- **Exercise aim**
Could you filter the data below down to the lines that hold the word "false"?

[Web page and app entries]
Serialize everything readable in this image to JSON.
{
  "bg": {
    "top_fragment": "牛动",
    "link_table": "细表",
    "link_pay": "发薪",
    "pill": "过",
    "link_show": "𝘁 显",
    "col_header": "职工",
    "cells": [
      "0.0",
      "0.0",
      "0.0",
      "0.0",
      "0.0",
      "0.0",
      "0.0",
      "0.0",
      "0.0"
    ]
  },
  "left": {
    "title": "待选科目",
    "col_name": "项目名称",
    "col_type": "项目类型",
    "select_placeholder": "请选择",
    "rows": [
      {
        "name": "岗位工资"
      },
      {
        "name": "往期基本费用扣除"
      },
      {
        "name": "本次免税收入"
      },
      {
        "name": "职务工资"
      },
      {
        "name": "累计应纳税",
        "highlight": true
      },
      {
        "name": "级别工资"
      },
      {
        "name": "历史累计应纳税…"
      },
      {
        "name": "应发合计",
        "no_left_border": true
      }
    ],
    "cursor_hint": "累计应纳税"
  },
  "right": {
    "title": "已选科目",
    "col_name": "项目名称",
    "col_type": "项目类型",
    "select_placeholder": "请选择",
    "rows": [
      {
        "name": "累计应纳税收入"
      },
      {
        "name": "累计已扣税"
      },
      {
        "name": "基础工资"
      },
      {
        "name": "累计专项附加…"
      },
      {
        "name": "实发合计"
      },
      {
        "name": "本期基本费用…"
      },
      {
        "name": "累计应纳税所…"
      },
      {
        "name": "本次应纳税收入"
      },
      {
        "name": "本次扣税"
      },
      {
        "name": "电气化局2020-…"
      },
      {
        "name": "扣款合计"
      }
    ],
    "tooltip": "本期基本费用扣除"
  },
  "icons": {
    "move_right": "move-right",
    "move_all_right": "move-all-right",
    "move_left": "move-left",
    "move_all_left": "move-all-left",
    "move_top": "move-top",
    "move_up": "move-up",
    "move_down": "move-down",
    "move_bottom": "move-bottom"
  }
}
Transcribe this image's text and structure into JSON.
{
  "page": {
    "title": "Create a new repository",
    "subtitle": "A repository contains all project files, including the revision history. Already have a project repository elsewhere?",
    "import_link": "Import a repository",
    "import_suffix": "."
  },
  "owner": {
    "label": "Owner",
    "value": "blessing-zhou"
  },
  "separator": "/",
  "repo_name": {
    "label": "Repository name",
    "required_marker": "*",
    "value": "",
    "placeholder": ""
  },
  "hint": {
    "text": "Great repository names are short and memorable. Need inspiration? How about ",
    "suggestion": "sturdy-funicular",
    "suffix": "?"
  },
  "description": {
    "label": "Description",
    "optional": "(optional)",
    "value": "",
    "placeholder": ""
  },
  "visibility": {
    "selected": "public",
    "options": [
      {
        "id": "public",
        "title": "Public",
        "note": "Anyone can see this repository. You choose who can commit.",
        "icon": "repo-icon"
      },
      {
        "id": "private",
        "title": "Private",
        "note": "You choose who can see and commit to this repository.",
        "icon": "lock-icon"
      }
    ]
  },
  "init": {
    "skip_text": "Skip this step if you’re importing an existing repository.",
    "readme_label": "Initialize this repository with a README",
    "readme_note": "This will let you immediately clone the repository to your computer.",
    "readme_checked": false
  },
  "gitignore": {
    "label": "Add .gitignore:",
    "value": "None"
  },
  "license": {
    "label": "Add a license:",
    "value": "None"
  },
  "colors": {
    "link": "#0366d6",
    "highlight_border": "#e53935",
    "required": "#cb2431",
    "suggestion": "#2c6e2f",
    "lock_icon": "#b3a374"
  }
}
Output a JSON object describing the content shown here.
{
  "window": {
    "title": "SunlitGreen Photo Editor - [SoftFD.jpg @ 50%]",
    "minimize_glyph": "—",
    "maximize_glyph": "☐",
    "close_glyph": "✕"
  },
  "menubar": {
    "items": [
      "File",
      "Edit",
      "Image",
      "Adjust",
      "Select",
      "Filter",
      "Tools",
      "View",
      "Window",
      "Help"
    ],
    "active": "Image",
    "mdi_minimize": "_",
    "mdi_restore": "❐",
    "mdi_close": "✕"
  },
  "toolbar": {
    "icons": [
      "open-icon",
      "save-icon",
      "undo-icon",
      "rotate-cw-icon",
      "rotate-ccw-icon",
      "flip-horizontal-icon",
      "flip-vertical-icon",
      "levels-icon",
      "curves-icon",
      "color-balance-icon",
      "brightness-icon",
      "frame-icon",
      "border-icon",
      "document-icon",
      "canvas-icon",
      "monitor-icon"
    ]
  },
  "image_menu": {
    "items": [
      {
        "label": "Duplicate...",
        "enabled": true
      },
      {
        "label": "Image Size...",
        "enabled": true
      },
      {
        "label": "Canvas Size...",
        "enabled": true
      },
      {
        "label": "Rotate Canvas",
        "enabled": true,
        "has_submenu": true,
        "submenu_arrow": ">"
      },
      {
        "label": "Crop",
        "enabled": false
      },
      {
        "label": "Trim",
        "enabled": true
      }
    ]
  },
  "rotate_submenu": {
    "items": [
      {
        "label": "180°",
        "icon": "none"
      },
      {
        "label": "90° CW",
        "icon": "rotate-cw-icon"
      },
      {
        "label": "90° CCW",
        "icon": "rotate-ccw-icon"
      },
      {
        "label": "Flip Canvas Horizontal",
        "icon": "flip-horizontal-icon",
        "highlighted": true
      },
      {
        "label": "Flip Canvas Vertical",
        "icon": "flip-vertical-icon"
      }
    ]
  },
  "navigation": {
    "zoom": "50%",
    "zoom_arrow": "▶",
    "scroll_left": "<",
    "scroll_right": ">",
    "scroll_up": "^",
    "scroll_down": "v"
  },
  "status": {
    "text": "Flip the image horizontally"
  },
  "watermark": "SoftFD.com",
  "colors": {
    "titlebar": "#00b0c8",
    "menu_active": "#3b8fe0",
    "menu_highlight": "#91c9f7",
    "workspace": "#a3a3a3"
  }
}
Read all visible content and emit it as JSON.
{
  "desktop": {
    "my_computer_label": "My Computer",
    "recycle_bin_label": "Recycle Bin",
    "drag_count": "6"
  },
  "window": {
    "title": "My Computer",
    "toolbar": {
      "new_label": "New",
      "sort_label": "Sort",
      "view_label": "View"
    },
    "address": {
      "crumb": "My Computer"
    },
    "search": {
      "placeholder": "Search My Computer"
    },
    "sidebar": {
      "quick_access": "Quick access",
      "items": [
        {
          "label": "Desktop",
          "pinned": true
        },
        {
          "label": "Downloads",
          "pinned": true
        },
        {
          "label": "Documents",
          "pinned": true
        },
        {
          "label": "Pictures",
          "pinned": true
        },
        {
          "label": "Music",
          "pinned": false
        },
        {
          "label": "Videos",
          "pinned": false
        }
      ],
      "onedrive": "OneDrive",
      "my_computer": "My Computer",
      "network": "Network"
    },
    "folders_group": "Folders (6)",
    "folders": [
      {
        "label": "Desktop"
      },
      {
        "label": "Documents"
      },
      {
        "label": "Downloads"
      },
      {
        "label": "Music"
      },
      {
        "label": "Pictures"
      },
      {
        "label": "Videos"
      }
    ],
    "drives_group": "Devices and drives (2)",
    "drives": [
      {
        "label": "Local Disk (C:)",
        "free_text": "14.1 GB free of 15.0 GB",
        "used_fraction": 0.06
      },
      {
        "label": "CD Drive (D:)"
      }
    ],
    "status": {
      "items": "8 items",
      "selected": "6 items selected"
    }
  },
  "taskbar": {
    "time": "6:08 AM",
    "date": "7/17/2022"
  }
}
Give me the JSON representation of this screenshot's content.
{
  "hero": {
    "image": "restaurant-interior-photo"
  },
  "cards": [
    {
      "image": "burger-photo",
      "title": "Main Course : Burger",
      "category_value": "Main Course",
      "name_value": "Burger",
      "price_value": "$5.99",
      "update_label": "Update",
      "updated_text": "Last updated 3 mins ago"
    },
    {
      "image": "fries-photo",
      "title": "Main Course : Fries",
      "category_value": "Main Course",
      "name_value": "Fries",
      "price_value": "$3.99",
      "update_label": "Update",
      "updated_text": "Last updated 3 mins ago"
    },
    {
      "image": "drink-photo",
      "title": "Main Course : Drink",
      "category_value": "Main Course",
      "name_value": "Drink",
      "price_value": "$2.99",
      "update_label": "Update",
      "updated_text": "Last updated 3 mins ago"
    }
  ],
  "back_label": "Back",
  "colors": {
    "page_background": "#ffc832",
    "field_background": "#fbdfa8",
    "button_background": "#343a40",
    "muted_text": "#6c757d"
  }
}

- **Output of the exercise**
    "readme_checked": false
        "enabled": false
          "pinned": false
          "pinned": false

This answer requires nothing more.